After bringing the kirtan to a close, I asked them to suggest a subject for my talk. A small chorus of men spoke up. “Speak about Gauranga Mahaprabhu,” they said almost in unison.
So I told about the pastime of Lord Caitanya’s taking sannyasa. When I got to the part about the barber cutting Mahaprabhu’s beautiful long black hair, several of the men had tears in their eyes.
After an hour, I concluded, and because it was getting late I stood up, but they immediately put a mrdanga in my hands. “More kirtan!” they said. “More kirtan!”
“Who has come to enliven whom?” I thought. “These men are very merciful to me.”
Again we had kirtan and then relished a traditional Bengali feast, complete with Lord Caitanya’s favorite preparation, a leafy vegetable called sak. At the end, I was inundated with Bengali sweets.
In the three hours I spent with those men I learned an important lesson. In their association I became oblivious to the discomforts of being in a foreign land and felt perfectly at home, in a spiritual atmosphere. I realized that although my preferred places of residence, the holy lands of Vrindavan and Mayapura, were far away in India, they are in fact manifested wherever devotees are chanting the Lord’s holy names. It was a valuable lesson and one I pray I will not forget.
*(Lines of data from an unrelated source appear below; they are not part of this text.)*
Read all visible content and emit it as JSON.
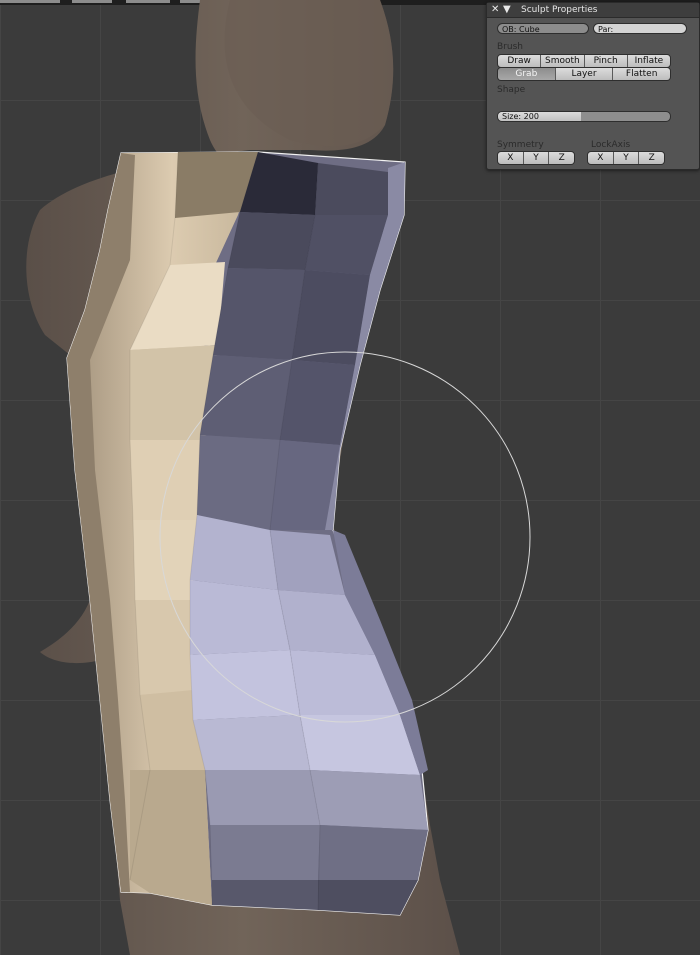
{
  "panel": {
    "title": "Sculpt Properties",
    "close_icon": "✕",
    "collapse_icon": "▼",
    "ob_field": "OB: Cube",
    "par_field": "Par:",
    "brush_label": "Brush",
    "brush_row1": [
      "Draw",
      "Smooth",
      "Pinch",
      "Inflate"
    ],
    "brush_row2": [
      "Grab",
      "Layer",
      "Flatten"
    ],
    "active_brush": "Grab",
    "shape_label": "Shape",
    "size_text": "Size: 200",
    "size_fraction": 0.48,
    "symmetry_label": "Symmetry",
    "lockaxis_label": "LockAxis",
    "symmetry_axes": [
      "X",
      "Y",
      "Z"
    ],
    "lockaxis_axes": [
      "X",
      "Y",
      "Z"
    ]
  },
  "viewport": {
    "grid_color": "#454545",
    "background_color": "#3b3b3b",
    "reference_figure_color": "#6f6258",
    "cage_light_tone": "#d9c8ad",
    "cage_dark_tone": "#45455a",
    "cage_bright_tone": "#b9b9d4"
  }
}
“When Krishna descended on the earth, He appeared in Vrindavan. Although I am presently living in America, my residence is in Vrindavan, because I am always thinking of Krishna. Although I may be in a New York apartment, my consciousness is there, and this is as good as living there.” [Srila Prabhupada, Path of Perfection, Page 128]